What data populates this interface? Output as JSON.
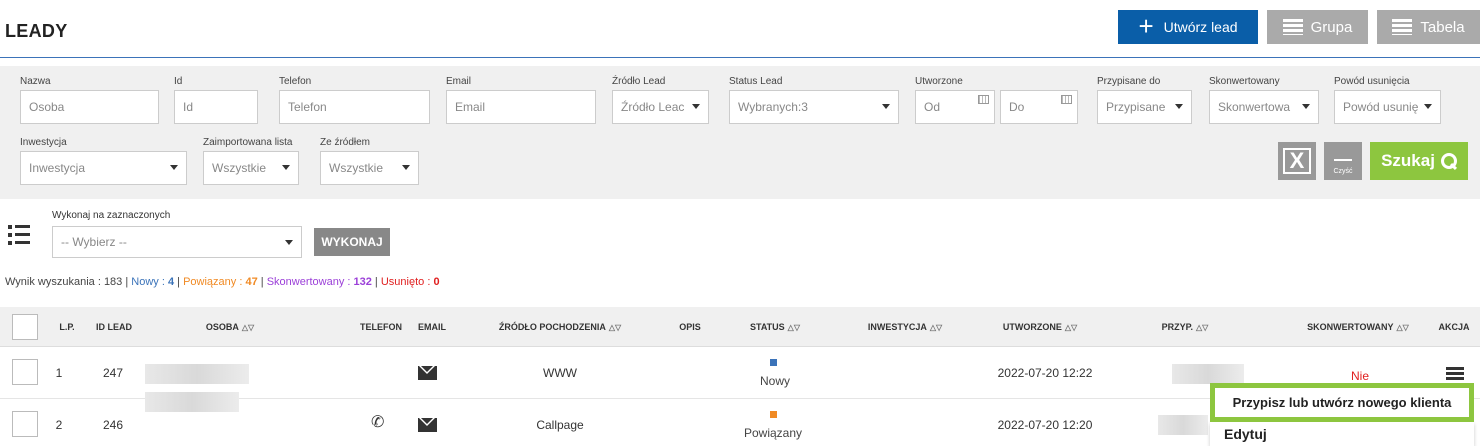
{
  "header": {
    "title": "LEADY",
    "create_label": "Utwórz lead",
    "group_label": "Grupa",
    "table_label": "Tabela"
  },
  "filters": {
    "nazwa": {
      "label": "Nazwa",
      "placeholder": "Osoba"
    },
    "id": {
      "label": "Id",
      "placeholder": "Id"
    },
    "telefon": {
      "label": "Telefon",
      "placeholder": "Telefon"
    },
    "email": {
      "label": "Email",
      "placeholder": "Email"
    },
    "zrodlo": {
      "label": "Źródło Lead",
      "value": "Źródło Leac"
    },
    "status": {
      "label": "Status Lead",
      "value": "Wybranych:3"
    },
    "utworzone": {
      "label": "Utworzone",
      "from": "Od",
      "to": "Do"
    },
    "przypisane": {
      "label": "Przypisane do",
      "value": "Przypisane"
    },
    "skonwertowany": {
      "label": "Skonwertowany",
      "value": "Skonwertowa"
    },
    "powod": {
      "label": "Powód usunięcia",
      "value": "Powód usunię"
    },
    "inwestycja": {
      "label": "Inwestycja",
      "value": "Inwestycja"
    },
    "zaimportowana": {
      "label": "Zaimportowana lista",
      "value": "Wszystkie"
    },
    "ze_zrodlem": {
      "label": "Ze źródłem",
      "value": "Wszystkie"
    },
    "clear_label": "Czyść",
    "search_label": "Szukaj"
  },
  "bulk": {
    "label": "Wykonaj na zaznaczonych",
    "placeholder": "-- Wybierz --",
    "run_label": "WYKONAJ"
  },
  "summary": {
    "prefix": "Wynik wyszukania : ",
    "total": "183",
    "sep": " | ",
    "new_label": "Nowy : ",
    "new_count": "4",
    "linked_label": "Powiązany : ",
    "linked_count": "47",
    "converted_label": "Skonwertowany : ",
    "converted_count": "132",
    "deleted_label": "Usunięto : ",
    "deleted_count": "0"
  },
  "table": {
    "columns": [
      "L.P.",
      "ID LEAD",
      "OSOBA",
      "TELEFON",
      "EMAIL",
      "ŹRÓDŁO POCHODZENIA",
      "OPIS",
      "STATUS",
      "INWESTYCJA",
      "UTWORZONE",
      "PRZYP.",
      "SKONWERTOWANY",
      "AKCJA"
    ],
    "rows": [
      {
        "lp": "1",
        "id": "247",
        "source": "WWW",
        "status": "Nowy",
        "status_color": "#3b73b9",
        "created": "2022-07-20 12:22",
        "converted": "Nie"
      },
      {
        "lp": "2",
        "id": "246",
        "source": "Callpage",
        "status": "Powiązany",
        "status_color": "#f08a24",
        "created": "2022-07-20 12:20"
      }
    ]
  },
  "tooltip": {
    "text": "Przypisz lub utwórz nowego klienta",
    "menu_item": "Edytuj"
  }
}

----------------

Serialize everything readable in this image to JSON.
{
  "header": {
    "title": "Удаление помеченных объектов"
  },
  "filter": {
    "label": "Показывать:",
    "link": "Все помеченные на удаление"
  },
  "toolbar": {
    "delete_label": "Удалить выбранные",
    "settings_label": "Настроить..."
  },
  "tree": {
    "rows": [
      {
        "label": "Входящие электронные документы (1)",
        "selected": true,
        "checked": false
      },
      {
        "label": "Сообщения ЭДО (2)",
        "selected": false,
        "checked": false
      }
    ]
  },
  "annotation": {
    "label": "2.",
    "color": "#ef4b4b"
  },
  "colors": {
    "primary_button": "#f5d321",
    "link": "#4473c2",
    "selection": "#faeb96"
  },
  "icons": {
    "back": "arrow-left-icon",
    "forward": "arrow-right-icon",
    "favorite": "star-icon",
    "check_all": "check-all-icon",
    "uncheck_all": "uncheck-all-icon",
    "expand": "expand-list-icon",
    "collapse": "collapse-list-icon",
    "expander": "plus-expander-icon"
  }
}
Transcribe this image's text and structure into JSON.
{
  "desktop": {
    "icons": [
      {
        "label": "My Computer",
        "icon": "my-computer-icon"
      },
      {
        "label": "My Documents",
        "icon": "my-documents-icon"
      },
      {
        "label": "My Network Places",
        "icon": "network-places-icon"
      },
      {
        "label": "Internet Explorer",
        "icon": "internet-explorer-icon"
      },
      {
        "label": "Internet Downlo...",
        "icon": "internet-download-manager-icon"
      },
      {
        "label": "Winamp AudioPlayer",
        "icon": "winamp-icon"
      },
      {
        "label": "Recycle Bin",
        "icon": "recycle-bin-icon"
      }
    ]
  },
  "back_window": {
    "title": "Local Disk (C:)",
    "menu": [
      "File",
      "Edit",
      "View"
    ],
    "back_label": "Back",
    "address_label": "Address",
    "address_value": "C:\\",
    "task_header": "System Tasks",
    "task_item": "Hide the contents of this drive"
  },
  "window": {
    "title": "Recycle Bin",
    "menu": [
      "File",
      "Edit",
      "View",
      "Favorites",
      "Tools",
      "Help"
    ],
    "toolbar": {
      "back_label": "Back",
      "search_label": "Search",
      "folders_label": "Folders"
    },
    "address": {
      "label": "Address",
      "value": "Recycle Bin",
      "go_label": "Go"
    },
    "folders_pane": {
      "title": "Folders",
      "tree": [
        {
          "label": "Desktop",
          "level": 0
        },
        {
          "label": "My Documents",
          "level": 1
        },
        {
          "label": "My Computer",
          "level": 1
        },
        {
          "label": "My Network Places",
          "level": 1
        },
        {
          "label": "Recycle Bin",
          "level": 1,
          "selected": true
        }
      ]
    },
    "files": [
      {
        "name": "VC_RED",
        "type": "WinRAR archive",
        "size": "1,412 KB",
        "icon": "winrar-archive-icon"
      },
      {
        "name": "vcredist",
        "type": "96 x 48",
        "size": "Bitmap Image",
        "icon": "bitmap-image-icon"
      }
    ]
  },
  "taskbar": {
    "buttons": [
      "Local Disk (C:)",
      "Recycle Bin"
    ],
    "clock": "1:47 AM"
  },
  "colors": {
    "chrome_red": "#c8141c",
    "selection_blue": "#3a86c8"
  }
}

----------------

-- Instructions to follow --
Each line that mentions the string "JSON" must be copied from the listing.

-- Result for this task --
What data populates this interface? Output as JSON.
Serialize everything readable in this image to JSON.
Transcribe this image's text and structure into JSON.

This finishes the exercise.